[Data records]
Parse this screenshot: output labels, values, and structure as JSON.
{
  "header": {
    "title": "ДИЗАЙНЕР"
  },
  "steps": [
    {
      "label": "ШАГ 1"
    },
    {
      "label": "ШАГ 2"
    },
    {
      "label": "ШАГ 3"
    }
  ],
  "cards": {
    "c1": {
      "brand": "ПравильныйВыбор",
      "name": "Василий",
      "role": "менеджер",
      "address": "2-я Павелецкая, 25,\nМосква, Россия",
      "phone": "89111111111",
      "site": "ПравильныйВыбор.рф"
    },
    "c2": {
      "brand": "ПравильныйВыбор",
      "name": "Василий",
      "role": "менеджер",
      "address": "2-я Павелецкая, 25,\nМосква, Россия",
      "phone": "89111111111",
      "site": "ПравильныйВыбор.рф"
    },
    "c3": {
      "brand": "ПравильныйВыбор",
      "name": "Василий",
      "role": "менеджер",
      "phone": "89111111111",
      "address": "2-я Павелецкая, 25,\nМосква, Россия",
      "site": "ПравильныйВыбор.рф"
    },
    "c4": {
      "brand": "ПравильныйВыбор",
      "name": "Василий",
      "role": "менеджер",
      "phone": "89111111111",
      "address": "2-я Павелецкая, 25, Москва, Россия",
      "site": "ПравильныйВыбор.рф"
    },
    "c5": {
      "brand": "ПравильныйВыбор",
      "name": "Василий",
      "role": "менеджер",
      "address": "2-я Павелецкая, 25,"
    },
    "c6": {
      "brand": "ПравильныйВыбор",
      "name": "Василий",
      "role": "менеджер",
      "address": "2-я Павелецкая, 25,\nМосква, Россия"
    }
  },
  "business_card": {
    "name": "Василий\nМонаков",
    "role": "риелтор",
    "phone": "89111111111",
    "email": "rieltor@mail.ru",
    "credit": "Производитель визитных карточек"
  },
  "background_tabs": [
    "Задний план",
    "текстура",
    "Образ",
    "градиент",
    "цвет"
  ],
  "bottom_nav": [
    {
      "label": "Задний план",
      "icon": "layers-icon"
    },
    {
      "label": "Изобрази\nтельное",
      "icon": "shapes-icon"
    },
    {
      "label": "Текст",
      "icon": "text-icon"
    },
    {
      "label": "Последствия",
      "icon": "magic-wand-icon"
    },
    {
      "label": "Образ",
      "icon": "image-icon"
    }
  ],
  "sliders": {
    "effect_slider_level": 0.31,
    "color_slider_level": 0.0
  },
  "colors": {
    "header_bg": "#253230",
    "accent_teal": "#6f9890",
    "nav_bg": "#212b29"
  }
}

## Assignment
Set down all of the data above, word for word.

## Reply to the exercise
Parse this screenshot: output labels, values, and structure as JSON.
{
  "header": {
    "title": "ДИЗАЙНЕР"
  },
  "steps": [
    {
      "label": "ШАГ 1"
    },
    {
      "label": "ШАГ 2"
    },
    {
      "label": "ШАГ 3"
    }
  ],
  "cards": {
    "c1": {
      "brand": "ПравильныйВыбор",
      "name": "Василий",
      "role": "менеджер",
      "address": "2-я Павелецкая, 25,\nМосква, Россия",
      "phone": "89111111111",
      "site": "ПравильныйВыбор.рф"
    },
    "c2": {
      "brand": "ПравильныйВыбор",
      "name": "Василий",
      "role": "менеджер",
      "address": "2-я Павелецкая, 25,\nМосква, Россия",
      "phone": "89111111111",
      "site": "ПравильныйВыбор.рф"
    },
    "c3": {
      "brand": "ПравильныйВыбор",
      "name": "Василий",
      "role": "менеджер",
      "phone": "89111111111",
      "address": "2-я Павелецкая, 25,\nМосква, Россия",
      "site": "ПравильныйВыбор.рф"
    },
    "c4": {
      "brand": "ПравильныйВыбор",
      "name": "Василий",
      "role": "менеджер",
      "phone": "89111111111",
      "address": "2-я Павелецкая, 25, Москва, Россия",
      "site": "ПравильныйВыбор.рф"
    },
    "c5": {
      "brand": "ПравильныйВыбор",
      "name": "Василий",
      "role": "менеджер",
      "address": "2-я Павелецкая, 25,"
    },
    "c6": {
      "brand": "ПравильныйВыбор",
      "name": "Василий",
      "role": "менеджер",
      "address": "2-я Павелецкая, 25,\nМосква, Россия"
    }
  },
  "business_card": {
    "name": "Василий\nМонаков",
    "role": "риелтор",
    "phone": "89111111111",
    "email": "rieltor@mail.ru",
    "credit": "Производитель визитных карточек"
  },
  "background_tabs": [
    "Задний план",
    "текстура",
    "Образ",
    "градиент",
    "цвет"
  ],
  "bottom_nav": [
    {
      "label": "Задний план",
      "icon": "layers-icon"
    },
    {
      "label": "Изобрази\nтельное",
      "icon": "shapes-icon"
    },
    {
      "label": "Текст",
      "icon": "text-icon"
    },
    {
      "label": "Последствия",
      "icon": "magic-wand-icon"
    },
    {
      "label": "Образ",
      "icon": "image-icon"
    }
  ],
  "sliders": {
    "effect_slider_level": 0.31,
    "color_slider_level": 0.0
  },
  "colors": {
    "header_bg": "#253230",
    "accent_teal": "#6f9890",
    "nav_bg": "#212b29"
  }
}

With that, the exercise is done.